Element data from apps and pages:
>>>>>

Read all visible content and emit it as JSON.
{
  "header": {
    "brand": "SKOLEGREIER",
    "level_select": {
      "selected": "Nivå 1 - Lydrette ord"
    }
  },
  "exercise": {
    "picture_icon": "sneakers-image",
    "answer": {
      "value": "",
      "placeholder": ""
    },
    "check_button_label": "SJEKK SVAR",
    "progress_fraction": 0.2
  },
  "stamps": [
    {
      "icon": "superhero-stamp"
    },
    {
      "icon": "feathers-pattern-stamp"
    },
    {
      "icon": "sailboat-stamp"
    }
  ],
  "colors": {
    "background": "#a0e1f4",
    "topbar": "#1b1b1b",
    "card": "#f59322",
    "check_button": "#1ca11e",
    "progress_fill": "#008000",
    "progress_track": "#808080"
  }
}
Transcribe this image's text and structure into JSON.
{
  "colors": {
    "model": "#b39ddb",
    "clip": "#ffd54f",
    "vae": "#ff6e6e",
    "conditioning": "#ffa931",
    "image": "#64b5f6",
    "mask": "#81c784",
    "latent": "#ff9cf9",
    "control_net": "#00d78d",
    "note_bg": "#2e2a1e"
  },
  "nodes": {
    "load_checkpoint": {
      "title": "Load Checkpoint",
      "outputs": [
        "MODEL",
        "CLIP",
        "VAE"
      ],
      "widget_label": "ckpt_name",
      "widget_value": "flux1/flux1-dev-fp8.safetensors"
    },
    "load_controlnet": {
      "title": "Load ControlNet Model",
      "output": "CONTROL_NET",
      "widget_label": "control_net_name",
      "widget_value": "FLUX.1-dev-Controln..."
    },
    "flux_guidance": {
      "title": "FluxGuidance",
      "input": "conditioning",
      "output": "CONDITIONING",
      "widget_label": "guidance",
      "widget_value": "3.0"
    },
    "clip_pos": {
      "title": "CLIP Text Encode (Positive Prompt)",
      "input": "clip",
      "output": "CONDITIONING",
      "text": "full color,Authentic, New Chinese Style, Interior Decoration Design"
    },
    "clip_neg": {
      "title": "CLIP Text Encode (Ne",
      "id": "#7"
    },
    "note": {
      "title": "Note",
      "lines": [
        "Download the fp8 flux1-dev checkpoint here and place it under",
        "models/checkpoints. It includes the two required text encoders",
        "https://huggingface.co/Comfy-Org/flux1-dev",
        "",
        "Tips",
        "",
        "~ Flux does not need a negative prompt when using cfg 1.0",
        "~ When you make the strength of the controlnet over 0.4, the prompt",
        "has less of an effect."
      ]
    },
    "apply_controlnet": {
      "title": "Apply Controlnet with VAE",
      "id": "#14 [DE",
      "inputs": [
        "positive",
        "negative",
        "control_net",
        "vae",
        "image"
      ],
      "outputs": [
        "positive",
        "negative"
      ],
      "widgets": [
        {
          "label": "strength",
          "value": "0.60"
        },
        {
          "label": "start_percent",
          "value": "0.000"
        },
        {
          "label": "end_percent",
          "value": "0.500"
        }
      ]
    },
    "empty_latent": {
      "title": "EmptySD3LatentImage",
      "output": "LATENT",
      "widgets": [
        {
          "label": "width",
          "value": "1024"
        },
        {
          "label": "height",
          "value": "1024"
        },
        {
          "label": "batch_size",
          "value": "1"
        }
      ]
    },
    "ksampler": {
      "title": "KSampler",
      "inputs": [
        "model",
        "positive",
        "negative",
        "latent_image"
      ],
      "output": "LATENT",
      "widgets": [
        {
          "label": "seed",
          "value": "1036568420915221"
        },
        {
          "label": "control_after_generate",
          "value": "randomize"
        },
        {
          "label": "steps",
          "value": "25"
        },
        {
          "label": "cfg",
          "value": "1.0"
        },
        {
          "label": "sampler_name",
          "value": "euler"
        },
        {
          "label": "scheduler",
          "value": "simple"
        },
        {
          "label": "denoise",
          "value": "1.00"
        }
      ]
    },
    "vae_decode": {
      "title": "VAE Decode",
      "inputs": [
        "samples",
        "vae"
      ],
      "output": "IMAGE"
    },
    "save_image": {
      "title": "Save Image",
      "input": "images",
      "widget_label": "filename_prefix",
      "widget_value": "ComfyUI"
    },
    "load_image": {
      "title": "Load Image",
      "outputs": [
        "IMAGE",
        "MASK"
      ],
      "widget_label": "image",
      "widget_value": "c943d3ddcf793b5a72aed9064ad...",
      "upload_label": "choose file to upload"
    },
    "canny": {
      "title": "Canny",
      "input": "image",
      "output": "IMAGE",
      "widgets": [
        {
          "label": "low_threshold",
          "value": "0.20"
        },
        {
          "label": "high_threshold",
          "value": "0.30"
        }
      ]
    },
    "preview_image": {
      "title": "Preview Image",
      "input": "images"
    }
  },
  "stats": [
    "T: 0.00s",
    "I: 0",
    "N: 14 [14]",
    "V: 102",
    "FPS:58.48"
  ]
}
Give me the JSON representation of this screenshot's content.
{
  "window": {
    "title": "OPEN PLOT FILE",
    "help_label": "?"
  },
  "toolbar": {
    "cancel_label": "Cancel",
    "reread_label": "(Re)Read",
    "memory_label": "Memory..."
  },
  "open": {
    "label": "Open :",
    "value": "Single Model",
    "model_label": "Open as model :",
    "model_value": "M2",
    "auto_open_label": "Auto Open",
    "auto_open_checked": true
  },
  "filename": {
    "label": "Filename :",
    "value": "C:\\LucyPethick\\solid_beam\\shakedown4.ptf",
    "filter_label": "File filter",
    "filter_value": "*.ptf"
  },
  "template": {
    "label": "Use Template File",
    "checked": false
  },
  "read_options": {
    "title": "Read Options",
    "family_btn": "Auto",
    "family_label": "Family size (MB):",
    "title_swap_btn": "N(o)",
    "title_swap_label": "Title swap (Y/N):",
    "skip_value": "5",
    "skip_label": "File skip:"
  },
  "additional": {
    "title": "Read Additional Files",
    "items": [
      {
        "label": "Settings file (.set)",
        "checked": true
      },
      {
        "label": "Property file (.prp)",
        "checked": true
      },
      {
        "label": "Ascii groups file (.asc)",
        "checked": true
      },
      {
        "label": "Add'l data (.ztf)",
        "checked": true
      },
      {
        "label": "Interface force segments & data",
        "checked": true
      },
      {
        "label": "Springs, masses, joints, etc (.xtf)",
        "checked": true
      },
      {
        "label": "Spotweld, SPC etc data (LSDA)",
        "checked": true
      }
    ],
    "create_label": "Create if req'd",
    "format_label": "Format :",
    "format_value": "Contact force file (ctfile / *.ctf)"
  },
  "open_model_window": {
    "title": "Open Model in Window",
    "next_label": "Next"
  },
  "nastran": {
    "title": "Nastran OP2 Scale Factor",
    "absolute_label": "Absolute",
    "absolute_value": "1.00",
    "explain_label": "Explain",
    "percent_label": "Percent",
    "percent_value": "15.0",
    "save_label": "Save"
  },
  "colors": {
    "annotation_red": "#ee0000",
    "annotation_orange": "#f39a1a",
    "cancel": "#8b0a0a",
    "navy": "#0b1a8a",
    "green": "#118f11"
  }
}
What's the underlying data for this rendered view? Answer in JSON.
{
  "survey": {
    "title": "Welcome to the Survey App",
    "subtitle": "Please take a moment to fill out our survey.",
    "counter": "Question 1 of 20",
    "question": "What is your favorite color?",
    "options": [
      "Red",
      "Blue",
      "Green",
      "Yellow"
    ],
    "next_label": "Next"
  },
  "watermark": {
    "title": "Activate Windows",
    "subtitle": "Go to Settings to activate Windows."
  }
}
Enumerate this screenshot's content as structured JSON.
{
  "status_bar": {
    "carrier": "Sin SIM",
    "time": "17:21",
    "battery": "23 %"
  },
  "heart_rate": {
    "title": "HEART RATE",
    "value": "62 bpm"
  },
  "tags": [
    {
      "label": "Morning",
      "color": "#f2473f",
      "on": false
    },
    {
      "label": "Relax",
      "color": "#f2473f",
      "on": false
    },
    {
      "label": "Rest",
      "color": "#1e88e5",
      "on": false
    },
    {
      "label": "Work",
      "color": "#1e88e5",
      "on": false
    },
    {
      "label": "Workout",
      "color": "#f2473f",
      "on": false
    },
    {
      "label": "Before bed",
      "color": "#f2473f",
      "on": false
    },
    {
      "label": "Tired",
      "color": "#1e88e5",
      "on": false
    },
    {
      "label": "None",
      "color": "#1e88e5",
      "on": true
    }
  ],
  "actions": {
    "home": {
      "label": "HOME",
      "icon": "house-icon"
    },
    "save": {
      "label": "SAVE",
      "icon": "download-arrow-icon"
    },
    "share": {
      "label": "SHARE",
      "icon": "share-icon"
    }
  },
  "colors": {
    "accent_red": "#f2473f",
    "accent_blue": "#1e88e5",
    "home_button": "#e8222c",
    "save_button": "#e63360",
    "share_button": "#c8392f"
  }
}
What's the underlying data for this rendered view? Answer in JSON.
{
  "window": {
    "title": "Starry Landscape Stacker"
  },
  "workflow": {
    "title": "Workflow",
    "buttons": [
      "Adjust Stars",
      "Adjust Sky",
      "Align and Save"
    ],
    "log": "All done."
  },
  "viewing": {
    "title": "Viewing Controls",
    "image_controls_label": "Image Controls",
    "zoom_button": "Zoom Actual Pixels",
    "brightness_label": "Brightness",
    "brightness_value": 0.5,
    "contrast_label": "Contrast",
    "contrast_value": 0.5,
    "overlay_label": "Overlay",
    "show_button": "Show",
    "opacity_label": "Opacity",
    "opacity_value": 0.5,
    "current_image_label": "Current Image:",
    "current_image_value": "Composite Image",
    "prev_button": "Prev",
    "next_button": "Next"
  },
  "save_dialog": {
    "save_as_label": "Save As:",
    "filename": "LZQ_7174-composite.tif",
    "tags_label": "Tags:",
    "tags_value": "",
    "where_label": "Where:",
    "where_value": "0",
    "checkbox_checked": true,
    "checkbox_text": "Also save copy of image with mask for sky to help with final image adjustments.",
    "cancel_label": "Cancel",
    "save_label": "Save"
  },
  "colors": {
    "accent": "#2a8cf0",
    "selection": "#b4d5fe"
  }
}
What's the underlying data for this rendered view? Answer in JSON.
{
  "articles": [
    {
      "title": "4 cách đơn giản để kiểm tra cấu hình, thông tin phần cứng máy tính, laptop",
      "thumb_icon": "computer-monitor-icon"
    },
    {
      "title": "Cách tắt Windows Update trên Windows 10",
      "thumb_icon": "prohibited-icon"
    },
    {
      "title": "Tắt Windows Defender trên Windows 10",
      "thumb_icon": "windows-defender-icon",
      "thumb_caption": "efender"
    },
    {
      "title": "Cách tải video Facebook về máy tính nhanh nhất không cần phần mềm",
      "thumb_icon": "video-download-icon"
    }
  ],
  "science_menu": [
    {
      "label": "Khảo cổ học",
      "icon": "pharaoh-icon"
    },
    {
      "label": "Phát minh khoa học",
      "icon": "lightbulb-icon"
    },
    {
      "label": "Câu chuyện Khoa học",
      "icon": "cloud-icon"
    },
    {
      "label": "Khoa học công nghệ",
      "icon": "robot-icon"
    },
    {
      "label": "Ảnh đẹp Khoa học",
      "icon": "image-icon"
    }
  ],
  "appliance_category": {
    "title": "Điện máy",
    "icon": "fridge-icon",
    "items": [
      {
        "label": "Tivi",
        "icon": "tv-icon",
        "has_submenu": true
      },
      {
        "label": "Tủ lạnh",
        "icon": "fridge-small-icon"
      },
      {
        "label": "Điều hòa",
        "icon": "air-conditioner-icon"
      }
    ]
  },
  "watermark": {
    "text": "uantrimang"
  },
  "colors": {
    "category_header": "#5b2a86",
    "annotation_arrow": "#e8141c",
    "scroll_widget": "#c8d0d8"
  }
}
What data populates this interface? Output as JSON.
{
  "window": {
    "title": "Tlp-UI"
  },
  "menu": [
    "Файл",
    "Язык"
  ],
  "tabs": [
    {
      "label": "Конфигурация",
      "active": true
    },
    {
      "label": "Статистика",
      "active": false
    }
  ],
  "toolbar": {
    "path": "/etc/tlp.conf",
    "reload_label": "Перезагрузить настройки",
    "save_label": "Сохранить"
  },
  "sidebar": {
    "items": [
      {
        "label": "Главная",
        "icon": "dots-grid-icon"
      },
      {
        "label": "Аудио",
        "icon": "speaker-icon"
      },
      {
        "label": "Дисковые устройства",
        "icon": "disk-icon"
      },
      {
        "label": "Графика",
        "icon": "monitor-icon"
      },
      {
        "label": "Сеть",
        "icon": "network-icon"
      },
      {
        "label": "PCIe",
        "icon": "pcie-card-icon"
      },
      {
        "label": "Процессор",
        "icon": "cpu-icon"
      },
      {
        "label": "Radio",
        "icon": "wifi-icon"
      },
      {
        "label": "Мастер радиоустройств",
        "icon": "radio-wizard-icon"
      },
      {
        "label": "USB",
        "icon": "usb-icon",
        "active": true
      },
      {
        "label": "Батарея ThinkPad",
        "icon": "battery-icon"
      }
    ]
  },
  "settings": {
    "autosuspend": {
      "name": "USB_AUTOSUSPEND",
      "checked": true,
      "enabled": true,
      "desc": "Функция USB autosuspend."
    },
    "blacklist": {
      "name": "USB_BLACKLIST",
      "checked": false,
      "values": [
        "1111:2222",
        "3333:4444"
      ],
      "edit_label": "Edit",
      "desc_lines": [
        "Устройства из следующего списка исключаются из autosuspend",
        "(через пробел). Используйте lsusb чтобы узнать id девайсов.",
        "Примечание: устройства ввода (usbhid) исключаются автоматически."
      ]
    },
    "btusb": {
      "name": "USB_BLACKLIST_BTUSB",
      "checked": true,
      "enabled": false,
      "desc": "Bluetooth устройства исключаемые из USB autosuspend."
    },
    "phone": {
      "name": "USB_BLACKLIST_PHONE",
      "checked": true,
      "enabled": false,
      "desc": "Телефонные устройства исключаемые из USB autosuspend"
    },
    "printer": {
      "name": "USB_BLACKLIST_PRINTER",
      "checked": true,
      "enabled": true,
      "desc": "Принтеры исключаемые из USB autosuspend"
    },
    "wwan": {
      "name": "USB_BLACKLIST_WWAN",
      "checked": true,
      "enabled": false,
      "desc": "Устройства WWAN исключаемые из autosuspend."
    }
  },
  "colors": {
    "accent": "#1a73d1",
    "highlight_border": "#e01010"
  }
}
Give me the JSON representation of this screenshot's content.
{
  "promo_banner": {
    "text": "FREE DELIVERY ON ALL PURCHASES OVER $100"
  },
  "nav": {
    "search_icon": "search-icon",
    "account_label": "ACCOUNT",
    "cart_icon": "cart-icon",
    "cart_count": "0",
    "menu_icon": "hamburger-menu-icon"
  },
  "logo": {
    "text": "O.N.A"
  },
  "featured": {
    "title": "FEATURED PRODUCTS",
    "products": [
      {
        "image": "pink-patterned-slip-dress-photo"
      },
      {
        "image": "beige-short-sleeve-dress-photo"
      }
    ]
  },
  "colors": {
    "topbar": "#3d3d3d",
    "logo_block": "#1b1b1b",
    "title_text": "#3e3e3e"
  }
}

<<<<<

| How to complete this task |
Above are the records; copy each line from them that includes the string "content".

| Solution for this problem |
Read all visible content and emit it as JSON.
Give me the JSON representation of this screenshot's content.
Enumerate this screenshot's content as structured JSON.
Give me the JSON representation of this screenshot's content.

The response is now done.